● What this task involves: An exact reprint of the data below is required, line for line.
# # #
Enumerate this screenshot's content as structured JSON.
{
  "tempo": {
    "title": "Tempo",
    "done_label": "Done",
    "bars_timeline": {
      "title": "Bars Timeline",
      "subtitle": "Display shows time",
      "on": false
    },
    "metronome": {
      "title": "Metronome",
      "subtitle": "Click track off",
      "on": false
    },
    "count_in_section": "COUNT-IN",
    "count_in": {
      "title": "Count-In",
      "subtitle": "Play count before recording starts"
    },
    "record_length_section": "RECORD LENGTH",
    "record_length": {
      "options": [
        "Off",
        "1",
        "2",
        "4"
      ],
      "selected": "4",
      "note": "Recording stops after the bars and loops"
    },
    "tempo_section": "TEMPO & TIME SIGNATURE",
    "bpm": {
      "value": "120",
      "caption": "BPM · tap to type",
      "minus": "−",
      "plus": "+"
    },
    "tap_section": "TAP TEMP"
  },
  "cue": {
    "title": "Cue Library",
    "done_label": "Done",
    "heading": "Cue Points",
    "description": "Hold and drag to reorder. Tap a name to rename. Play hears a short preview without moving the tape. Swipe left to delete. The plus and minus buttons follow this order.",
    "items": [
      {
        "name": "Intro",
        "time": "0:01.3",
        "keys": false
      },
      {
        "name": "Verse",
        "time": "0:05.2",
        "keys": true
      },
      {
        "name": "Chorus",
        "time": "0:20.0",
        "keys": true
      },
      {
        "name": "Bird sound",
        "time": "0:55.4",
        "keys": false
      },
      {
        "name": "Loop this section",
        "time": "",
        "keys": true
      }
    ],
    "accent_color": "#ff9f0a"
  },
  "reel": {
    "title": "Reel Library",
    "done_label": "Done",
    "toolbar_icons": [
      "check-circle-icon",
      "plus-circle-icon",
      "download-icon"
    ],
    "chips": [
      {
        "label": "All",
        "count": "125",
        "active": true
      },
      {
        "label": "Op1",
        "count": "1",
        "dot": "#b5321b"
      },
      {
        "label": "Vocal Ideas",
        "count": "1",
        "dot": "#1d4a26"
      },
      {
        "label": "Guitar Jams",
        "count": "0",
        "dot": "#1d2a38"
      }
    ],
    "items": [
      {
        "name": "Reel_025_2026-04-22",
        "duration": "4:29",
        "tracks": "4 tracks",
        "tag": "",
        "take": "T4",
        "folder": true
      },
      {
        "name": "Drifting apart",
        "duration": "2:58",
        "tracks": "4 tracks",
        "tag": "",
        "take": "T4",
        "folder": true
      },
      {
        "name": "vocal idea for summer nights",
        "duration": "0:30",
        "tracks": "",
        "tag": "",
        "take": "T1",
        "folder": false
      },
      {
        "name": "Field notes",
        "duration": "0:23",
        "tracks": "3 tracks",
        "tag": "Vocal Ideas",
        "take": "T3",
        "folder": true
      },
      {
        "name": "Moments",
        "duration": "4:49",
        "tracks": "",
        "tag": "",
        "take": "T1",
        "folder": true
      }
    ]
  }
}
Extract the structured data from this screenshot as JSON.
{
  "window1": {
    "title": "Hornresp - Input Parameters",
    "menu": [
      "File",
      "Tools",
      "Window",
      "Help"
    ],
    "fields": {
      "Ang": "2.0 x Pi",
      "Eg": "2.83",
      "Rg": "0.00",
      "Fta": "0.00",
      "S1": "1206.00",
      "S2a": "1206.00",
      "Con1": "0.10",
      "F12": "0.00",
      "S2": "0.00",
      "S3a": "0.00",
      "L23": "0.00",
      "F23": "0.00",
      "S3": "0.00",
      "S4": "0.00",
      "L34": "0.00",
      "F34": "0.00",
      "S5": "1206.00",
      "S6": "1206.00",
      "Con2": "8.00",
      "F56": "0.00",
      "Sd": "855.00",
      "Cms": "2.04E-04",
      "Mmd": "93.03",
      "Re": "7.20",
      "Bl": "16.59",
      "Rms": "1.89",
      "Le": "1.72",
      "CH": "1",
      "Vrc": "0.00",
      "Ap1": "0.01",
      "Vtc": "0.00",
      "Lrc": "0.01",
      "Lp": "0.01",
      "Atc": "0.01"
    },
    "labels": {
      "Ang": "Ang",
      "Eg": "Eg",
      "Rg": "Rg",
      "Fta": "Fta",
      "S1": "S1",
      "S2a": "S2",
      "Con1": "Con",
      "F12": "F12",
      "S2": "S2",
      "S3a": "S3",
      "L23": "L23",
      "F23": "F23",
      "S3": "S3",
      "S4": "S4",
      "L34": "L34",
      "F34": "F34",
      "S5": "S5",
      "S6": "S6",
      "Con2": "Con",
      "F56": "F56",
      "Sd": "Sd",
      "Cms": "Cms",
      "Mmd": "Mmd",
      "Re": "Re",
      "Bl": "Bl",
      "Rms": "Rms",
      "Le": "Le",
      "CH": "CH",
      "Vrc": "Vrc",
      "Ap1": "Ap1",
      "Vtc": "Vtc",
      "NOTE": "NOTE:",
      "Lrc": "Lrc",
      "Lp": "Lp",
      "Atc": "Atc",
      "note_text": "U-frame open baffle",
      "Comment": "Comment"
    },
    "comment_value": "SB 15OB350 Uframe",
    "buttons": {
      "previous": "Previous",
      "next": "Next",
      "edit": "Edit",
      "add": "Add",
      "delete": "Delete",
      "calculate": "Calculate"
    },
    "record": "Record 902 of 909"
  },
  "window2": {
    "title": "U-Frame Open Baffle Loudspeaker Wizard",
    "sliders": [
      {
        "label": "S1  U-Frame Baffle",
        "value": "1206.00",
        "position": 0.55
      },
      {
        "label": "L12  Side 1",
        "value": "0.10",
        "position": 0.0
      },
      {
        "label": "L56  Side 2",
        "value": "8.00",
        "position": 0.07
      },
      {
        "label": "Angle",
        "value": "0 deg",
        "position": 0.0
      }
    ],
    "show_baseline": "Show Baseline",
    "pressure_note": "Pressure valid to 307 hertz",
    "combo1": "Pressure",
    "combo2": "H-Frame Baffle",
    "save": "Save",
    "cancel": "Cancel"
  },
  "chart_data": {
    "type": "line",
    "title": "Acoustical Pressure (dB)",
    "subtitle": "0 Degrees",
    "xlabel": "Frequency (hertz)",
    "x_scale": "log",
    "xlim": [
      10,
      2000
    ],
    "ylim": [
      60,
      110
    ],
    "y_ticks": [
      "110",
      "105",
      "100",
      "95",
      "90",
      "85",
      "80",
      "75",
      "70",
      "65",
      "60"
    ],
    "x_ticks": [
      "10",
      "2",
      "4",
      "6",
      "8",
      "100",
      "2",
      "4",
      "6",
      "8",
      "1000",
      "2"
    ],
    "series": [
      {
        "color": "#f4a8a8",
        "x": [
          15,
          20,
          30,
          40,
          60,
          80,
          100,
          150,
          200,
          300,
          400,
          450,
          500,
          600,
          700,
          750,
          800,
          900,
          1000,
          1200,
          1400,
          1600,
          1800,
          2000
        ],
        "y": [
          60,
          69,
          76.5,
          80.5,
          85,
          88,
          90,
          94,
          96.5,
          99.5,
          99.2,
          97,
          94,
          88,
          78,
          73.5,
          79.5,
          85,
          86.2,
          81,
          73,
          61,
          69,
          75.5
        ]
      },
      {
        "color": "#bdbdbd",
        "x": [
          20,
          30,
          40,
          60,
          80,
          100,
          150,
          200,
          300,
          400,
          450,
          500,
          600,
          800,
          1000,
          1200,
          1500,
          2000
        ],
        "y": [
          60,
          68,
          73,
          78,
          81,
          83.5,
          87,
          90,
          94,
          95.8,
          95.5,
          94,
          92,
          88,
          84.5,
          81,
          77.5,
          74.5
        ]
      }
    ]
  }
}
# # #
● Solved problem:
Enumerate this screenshot's content as structured JSON.
{
  "tempo": {
    "title": "Tempo",
    "done_label": "Done",
    "bars_timeline": {
      "title": "Bars Timeline",
      "subtitle": "Display shows time",
      "on": false
    },
    "metronome": {
      "title": "Metronome",
      "subtitle": "Click track off",
      "on": false
    },
    "count_in_section": "COUNT-IN",
    "count_in": {
      "title": "Count-In",
      "subtitle": "Play count before recording starts"
    },
    "record_length_section": "RECORD LENGTH",
    "record_length": {
      "options": [
        "Off",
        "1",
        "2",
        "4"
      ],
      "selected": "4",
      "note": "Recording stops after the bars and loops"
    },
    "tempo_section": "TEMPO & TIME SIGNATURE",
    "bpm": {
      "value": "120",
      "caption": "BPM · tap to type",
      "minus": "−",
      "plus": "+"
    },
    "tap_section": "TAP TEMP"
  },
  "cue": {
    "title": "Cue Library",
    "done_label": "Done",
    "heading": "Cue Points",
    "description": "Hold and drag to reorder. Tap a name to rename. Play hears a short preview without moving the tape. Swipe left to delete. The plus and minus buttons follow this order.",
    "items": [
      {
        "name": "Intro",
        "time": "0:01.3",
        "keys": false
      },
      {
        "name": "Verse",
        "time": "0:05.2",
        "keys": true
      },
      {
        "name": "Chorus",
        "time": "0:20.0",
        "keys": true
      },
      {
        "name": "Bird sound",
        "time": "0:55.4",
        "keys": false
      },
      {
        "name": "Loop this section",
        "time": "",
        "keys": true
      }
    ],
    "accent_color": "#ff9f0a"
  },
  "reel": {
    "title": "Reel Library",
    "done_label": "Done",
    "toolbar_icons": [
      "check-circle-icon",
      "plus-circle-icon",
      "download-icon"
    ],
    "chips": [
      {
        "label": "All",
        "count": "125",
        "active": true
      },
      {
        "label": "Op1",
        "count": "1",
        "dot": "#b5321b"
      },
      {
        "label": "Vocal Ideas",
        "count": "1",
        "dot": "#1d4a26"
      },
      {
        "label": "Guitar Jams",
        "count": "0",
        "dot": "#1d2a38"
      }
    ],
    "items": [
      {
        "name": "Reel_025_2026-04-22",
        "duration": "4:29",
        "tracks": "4 tracks",
        "tag": "",
        "take": "T4",
        "folder": true
      },
      {
        "name": "Drifting apart",
        "duration": "2:58",
        "tracks": "4 tracks",
        "tag": "",
        "take": "T4",
        "folder": true
      },
      {
        "name": "vocal idea for summer nights",
        "duration": "0:30",
        "tracks": "",
        "tag": "",
        "take": "T1",
        "folder": false
      },
      {
        "name": "Field notes",
        "duration": "0:23",
        "tracks": "3 tracks",
        "tag": "Vocal Ideas",
        "take": "T3",
        "folder": true
      },
      {
        "name": "Moments",
        "duration": "4:49",
        "tracks": "",
        "tag": "",
        "take": "T1",
        "folder": true
      }
    ]
  }
}
Extract the structured data from this screenshot as JSON.
{
  "window1": {
    "title": "Hornresp - Input Parameters",
    "menu": [
      "File",
      "Tools",
      "Window",
      "Help"
    ],
    "fields": {
      "Ang": "2.0 x Pi",
      "Eg": "2.83",
      "Rg": "0.00",
      "Fta": "0.00",
      "S1": "1206.00",
      "S2a": "1206.00",
      "Con1": "0.10",
      "F12": "0.00",
      "S2": "0.00",
      "S3a": "0.00",
      "L23": "0.00",
      "F23": "0.00",
      "S3": "0.00",
      "S4": "0.00",
      "L34": "0.00",
      "F34": "0.00",
      "S5": "1206.00",
      "S6": "1206.00",
      "Con2": "8.00",
      "F56": "0.00",
      "Sd": "855.00",
      "Cms": "2.04E-04",
      "Mmd": "93.03",
      "Re": "7.20",
      "Bl": "16.59",
      "Rms": "1.89",
      "Le": "1.72",
      "CH": "1",
      "Vrc": "0.00",
      "Ap1": "0.01",
      "Vtc": "0.00",
      "Lrc": "0.01",
      "Lp": "0.01",
      "Atc": "0.01"
    },
    "labels": {
      "Ang": "Ang",
      "Eg": "Eg",
      "Rg": "Rg",
      "Fta": "Fta",
      "S1": "S1",
      "S2a": "S2",
      "Con1": "Con",
      "F12": "F12",
      "S2": "S2",
      "S3a": "S3",
      "L23": "L23",
      "F23": "F23",
      "S3": "S3",
      "S4": "S4",
      "L34": "L34",
      "F34": "F34",
      "S5": "S5",
      "S6": "S6",
      "Con2": "Con",
      "F56": "F56",
      "Sd": "Sd",
      "Cms": "Cms",
      "Mmd": "Mmd",
      "Re": "Re",
      "Bl": "Bl",
      "Rms": "Rms",
      "Le": "Le",
      "CH": "CH",
      "Vrc": "Vrc",
      "Ap1": "Ap1",
      "Vtc": "Vtc",
      "NOTE": "NOTE:",
      "Lrc": "Lrc",
      "Lp": "Lp",
      "Atc": "Atc",
      "note_text": "U-frame open baffle",
      "Comment": "Comment"
    },
    "comment_value": "SB 15OB350 Uframe",
    "buttons": {
      "previous": "Previous",
      "next": "Next",
      "edit": "Edit",
      "add": "Add",
      "delete": "Delete",
      "calculate": "Calculate"
    },
    "record": "Record 902 of 909"
  },
  "window2": {
    "title": "U-Frame Open Baffle Loudspeaker Wizard",
    "sliders": [
      {
        "label": "S1  U-Frame Baffle",
        "value": "1206.00",
        "position": 0.55
      },
      {
        "label": "L12  Side 1",
        "value": "0.10",
        "position": 0.0
      },
      {
        "label": "L56  Side 2",
        "value": "8.00",
        "position": 0.07
      },
      {
        "label": "Angle",
        "value": "0 deg",
        "position": 0.0
      }
    ],
    "show_baseline": "Show Baseline",
    "pressure_note": "Pressure valid to 307 hertz",
    "combo1": "Pressure",
    "combo2": "H-Frame Baffle",
    "save": "Save",
    "cancel": "Cancel"
  },
  "chart_data": {
    "type": "line",
    "title": "Acoustical Pressure (dB)",
    "subtitle": "0 Degrees",
    "xlabel": "Frequency (hertz)",
    "x_scale": "log",
    "xlim": [
      10,
      2000
    ],
    "ylim": [
      60,
      110
    ],
    "y_ticks": [
      "110",
      "105",
      "100",
      "95",
      "90",
      "85",
      "80",
      "75",
      "70",
      "65",
      "60"
    ],
    "x_ticks": [
      "10",
      "2",
      "4",
      "6",
      "8",
      "100",
      "2",
      "4",
      "6",
      "8",
      "1000",
      "2"
    ],
    "series": [
      {
        "color": "#f4a8a8",
        "x": [
          15,
          20,
          30,
          40,
          60,
          80,
          100,
          150,
          200,
          300,
          400,
          450,
          500,
          600,
          700,
          750,
          800,
          900,
          1000,
          1200,
          1400,
          1600,
          1800,
          2000
        ],
        "y": [
          60,
          69,
          76.5,
          80.5,
          85,
          88,
          90,
          94,
          96.5,
          99.5,
          99.2,
          97,
          94,
          88,
          78,
          73.5,
          79.5,
          85,
          86.2,
          81,
          73,
          61,
          69,
          75.5
        ]
      },
      {
        "color": "#bdbdbd",
        "x": [
          20,
          30,
          40,
          60,
          80,
          100,
          150,
          200,
          300,
          400,
          450,
          500,
          600,
          800,
          1000,
          1200,
          1500,
          2000
        ],
        "y": [
          60,
          68,
          73,
          78,
          81,
          83.5,
          87,
          90,
          94,
          95.8,
          95.5,
          94,
          92,
          88,
          84.5,
          81,
          77.5,
          74.5
        ]
      }
    ]
  }
}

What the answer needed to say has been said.